> **WHAT YOU WILL DO**
Set the records down again exactly, apart from any pictures in them.
-- -- --
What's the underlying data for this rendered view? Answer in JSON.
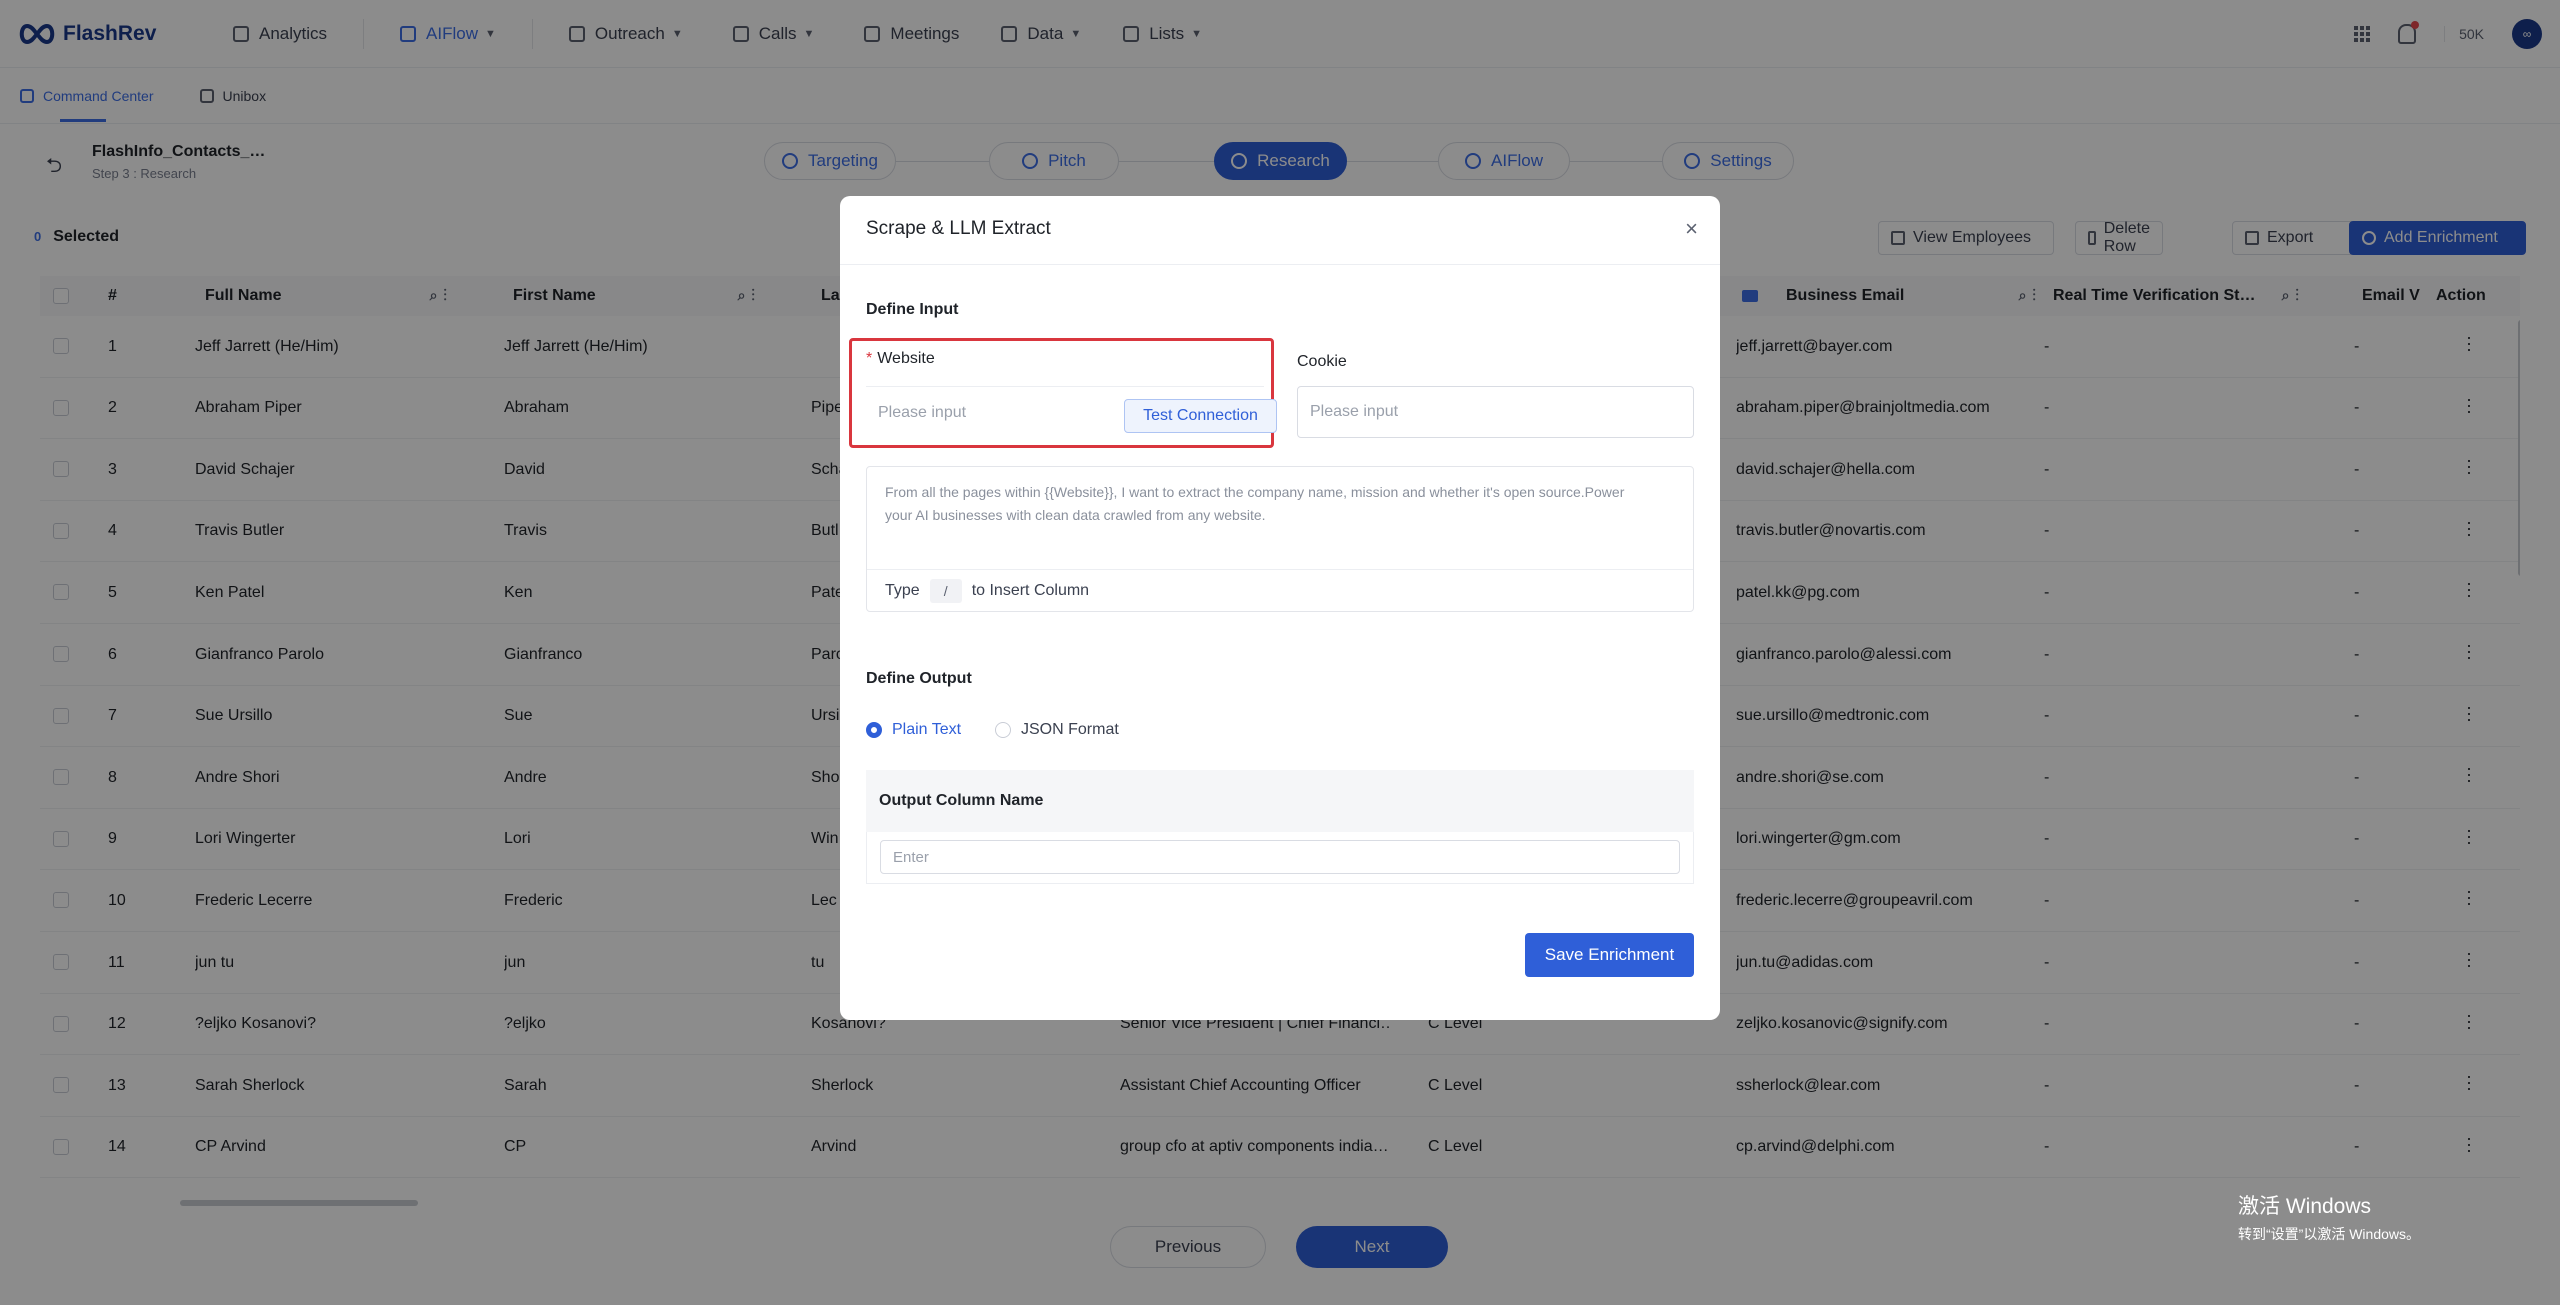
{
  "app": {
    "brand": "FlashRev",
    "nav": [
      {
        "label": "Analytics",
        "chevron": false
      },
      {
        "label": "AIFlow",
        "chevron": true,
        "active": true
      },
      {
        "label": "Outreach",
        "chevron": true
      },
      {
        "label": "Calls",
        "chevron": true
      },
      {
        "label": "Meetings",
        "chevron": false
      },
      {
        "label": "Data",
        "chevron": true
      },
      {
        "label": "Lists",
        "chevron": true
      }
    ],
    "credits": "50K",
    "avatar_text": "∞"
  },
  "subnav": [
    {
      "label": "Command Center",
      "active": true
    },
    {
      "label": "Unibox"
    }
  ],
  "project": {
    "name": "FlashInfo_Contacts_…",
    "step": "Step 3 : Research"
  },
  "steps": [
    {
      "label": "Targeting"
    },
    {
      "label": "Pitch"
    },
    {
      "label": "Research",
      "active": true
    },
    {
      "label": "AIFlow"
    },
    {
      "label": "Settings"
    }
  ],
  "toolbar": {
    "selected_count": "0",
    "selected_label": "Selected",
    "view_employees": "View Employees",
    "delete_row": "Delete Row",
    "export": "Export",
    "add_enrichment": "Add Enrichment"
  },
  "table": {
    "headers": [
      "#",
      "Full Name",
      "First Name",
      "La",
      "Business Email",
      "Real Time Verification St…",
      "Email V",
      "Action"
    ],
    "rows": [
      {
        "n": "1",
        "full": "Jeff Jarrett (He/Him)",
        "first": "Jeff Jarrett (He/Him)",
        "last": "",
        "title": "",
        "level": "",
        "email": "jeff.jarrett@bayer.com"
      },
      {
        "n": "2",
        "full": "Abraham Piper",
        "first": "Abraham",
        "last": "Pipe",
        "title": "",
        "level": "",
        "email": "abraham.piper@brainjoltmedia.com"
      },
      {
        "n": "3",
        "full": "David Schajer",
        "first": "David",
        "last": "Scha",
        "title": "",
        "level": "",
        "email": "david.schajer@hella.com"
      },
      {
        "n": "4",
        "full": "Travis Butler",
        "first": "Travis",
        "last": "Butl",
        "title": "",
        "level": "",
        "email": "travis.butler@novartis.com"
      },
      {
        "n": "5",
        "full": "Ken Patel",
        "first": "Ken",
        "last": "Pate",
        "title": "",
        "level": "",
        "email": "patel.kk@pg.com"
      },
      {
        "n": "6",
        "full": "Gianfranco Parolo",
        "first": "Gianfranco",
        "last": "Paro",
        "title": "",
        "level": "",
        "email": "gianfranco.parolo@alessi.com"
      },
      {
        "n": "7",
        "full": "Sue Ursillo",
        "first": "Sue",
        "last": "Ursi",
        "title": "",
        "level": "",
        "email": "sue.ursillo@medtronic.com"
      },
      {
        "n": "8",
        "full": "Andre Shori",
        "first": "Andre",
        "last": "Sho",
        "title": "",
        "level": "",
        "email": "andre.shori@se.com"
      },
      {
        "n": "9",
        "full": "Lori Wingerter",
        "first": "Lori",
        "last": "Win",
        "title": "",
        "level": "",
        "email": "lori.wingerter@gm.com"
      },
      {
        "n": "10",
        "full": "Frederic Lecerre",
        "first": "Frederic",
        "last": "Lec",
        "title": "",
        "level": "",
        "email": "frederic.lecerre@groupeavril.com"
      },
      {
        "n": "11",
        "full": "jun tu",
        "first": "jun",
        "last": "tu",
        "title": "",
        "level": "",
        "email": "jun.tu@adidas.com"
      },
      {
        "n": "12",
        "full": "?eljko Kosanovi?",
        "first": "?eljko",
        "last": "Kosanovi?",
        "title": "Senior Vice President | Chief Financi…",
        "level": "C Level",
        "email": "zeljko.kosanovic@signify.com"
      },
      {
        "n": "13",
        "full": "Sarah Sherlock",
        "first": "Sarah",
        "last": "Sherlock",
        "title": "Assistant Chief Accounting Officer",
        "level": "C Level",
        "email": "ssherlock@lear.com"
      },
      {
        "n": "14",
        "full": "CP Arvind",
        "first": "CP",
        "last": "Arvind",
        "title": "group cfo at aptiv components india…",
        "level": "C Level",
        "email": "cp.arvind@delphi.com"
      }
    ],
    "dash": "-"
  },
  "pager": {
    "previous": "Previous",
    "next": "Next"
  },
  "watermark": {
    "line1": "激活 Windows",
    "line2": "转到“设置”以激活 Windows。"
  },
  "modal": {
    "title": "Scrape & LLM Extract",
    "close": "×",
    "define_input": "Define Input",
    "website_label": "Website",
    "required_mark": "*",
    "website_placeholder": "Please input",
    "test_connection": "Test Connection",
    "cookie_label": "Cookie",
    "cookie_placeholder": "Please input",
    "prompt_placeholder": "From all the pages within {{Website}}, I want to extract the company name, mission and whether it's open source.Power your AI businesses with clean data crawled from any website.",
    "insert_hint_pre": "Type",
    "insert_hint_key": "/",
    "insert_hint_post": "to Insert Column",
    "define_output": "Define Output",
    "format_plain": "Plain Text",
    "format_json": "JSON Format",
    "output_column_name": "Output Column Name",
    "output_placeholder": "Enter",
    "save": "Save Enrichment"
  }
}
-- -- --
> **OUTPUT BELOW**
What's the underlying data for this rendered view? Answer in JSON.
{
  "app": {
    "brand": "FlashRev",
    "nav": [
      {
        "label": "Analytics",
        "chevron": false
      },
      {
        "label": "AIFlow",
        "chevron": true,
        "active": true
      },
      {
        "label": "Outreach",
        "chevron": true
      },
      {
        "label": "Calls",
        "chevron": true
      },
      {
        "label": "Meetings",
        "chevron": false
      },
      {
        "label": "Data",
        "chevron": true
      },
      {
        "label": "Lists",
        "chevron": true
      }
    ],
    "credits": "50K",
    "avatar_text": "∞"
  },
  "subnav": [
    {
      "label": "Command Center",
      "active": true
    },
    {
      "label": "Unibox"
    }
  ],
  "project": {
    "name": "FlashInfo_Contacts_…",
    "step": "Step 3 : Research"
  },
  "steps": [
    {
      "label": "Targeting"
    },
    {
      "label": "Pitch"
    },
    {
      "label": "Research",
      "active": true
    },
    {
      "label": "AIFlow"
    },
    {
      "label": "Settings"
    }
  ],
  "toolbar": {
    "selected_count": "0",
    "selected_label": "Selected",
    "view_employees": "View Employees",
    "delete_row": "Delete Row",
    "export": "Export",
    "add_enrichment": "Add Enrichment"
  },
  "table": {
    "headers": [
      "#",
      "Full Name",
      "First Name",
      "La",
      "Business Email",
      "Real Time Verification St…",
      "Email V",
      "Action"
    ],
    "rows": [
      {
        "n": "1",
        "full": "Jeff Jarrett (He/Him)",
        "first": "Jeff Jarrett (He/Him)",
        "last": "",
        "title": "",
        "level": "",
        "email": "jeff.jarrett@bayer.com"
      },
      {
        "n": "2",
        "full": "Abraham Piper",
        "first": "Abraham",
        "last": "Pipe",
        "title": "",
        "level": "",
        "email": "abraham.piper@brainjoltmedia.com"
      },
      {
        "n": "3",
        "full": "David Schajer",
        "first": "David",
        "last": "Scha",
        "title": "",
        "level": "",
        "email": "david.schajer@hella.com"
      },
      {
        "n": "4",
        "full": "Travis Butler",
        "first": "Travis",
        "last": "Butl",
        "title": "",
        "level": "",
        "email": "travis.butler@novartis.com"
      },
      {
        "n": "5",
        "full": "Ken Patel",
        "first": "Ken",
        "last": "Pate",
        "title": "",
        "level": "",
        "email": "patel.kk@pg.com"
      },
      {
        "n": "6",
        "full": "Gianfranco Parolo",
        "first": "Gianfranco",
        "last": "Paro",
        "title": "",
        "level": "",
        "email": "gianfranco.parolo@alessi.com"
      },
      {
        "n": "7",
        "full": "Sue Ursillo",
        "first": "Sue",
        "last": "Ursi",
        "title": "",
        "level": "",
        "email": "sue.ursillo@medtronic.com"
      },
      {
        "n": "8",
        "full": "Andre Shori",
        "first": "Andre",
        "last": "Sho",
        "title": "",
        "level": "",
        "email": "andre.shori@se.com"
      },
      {
        "n": "9",
        "full": "Lori Wingerter",
        "first": "Lori",
        "last": "Win",
        "title": "",
        "level": "",
        "email": "lori.wingerter@gm.com"
      },
      {
        "n": "10",
        "full": "Frederic Lecerre",
        "first": "Frederic",
        "last": "Lec",
        "title": "",
        "level": "",
        "email": "frederic.lecerre@groupeavril.com"
      },
      {
        "n": "11",
        "full": "jun tu",
        "first": "jun",
        "last": "tu",
        "title": "",
        "level": "",
        "email": "jun.tu@adidas.com"
      },
      {
        "n": "12",
        "full": "?eljko Kosanovi?",
        "first": "?eljko",
        "last": "Kosanovi?",
        "title": "Senior Vice President | Chief Financi…",
        "level": "C Level",
        "email": "zeljko.kosanovic@signify.com"
      },
      {
        "n": "13",
        "full": "Sarah Sherlock",
        "first": "Sarah",
        "last": "Sherlock",
        "title": "Assistant Chief Accounting Officer",
        "level": "C Level",
        "email": "ssherlock@lear.com"
      },
      {
        "n": "14",
        "full": "CP Arvind",
        "first": "CP",
        "last": "Arvind",
        "title": "group cfo at aptiv components india…",
        "level": "C Level",
        "email": "cp.arvind@delphi.com"
      }
    ],
    "dash": "-"
  },
  "pager": {
    "previous": "Previous",
    "next": "Next"
  },
  "watermark": {
    "line1": "激活 Windows",
    "line2": "转到“设置”以激活 Windows。"
  },
  "modal": {
    "title": "Scrape & LLM Extract",
    "close": "×",
    "define_input": "Define Input",
    "website_label": "Website",
    "required_mark": "*",
    "website_placeholder": "Please input",
    "test_connection": "Test Connection",
    "cookie_label": "Cookie",
    "cookie_placeholder": "Please input",
    "prompt_placeholder": "From all the pages within {{Website}}, I want to extract the company name, mission and whether it's open source.Power your AI businesses with clean data crawled from any website.",
    "insert_hint_pre": "Type",
    "insert_hint_key": "/",
    "insert_hint_post": "to Insert Column",
    "define_output": "Define Output",
    "format_plain": "Plain Text",
    "format_json": "JSON Format",
    "output_column_name": "Output Column Name",
    "output_placeholder": "Enter",
    "save": "Save Enrichment"
  }
}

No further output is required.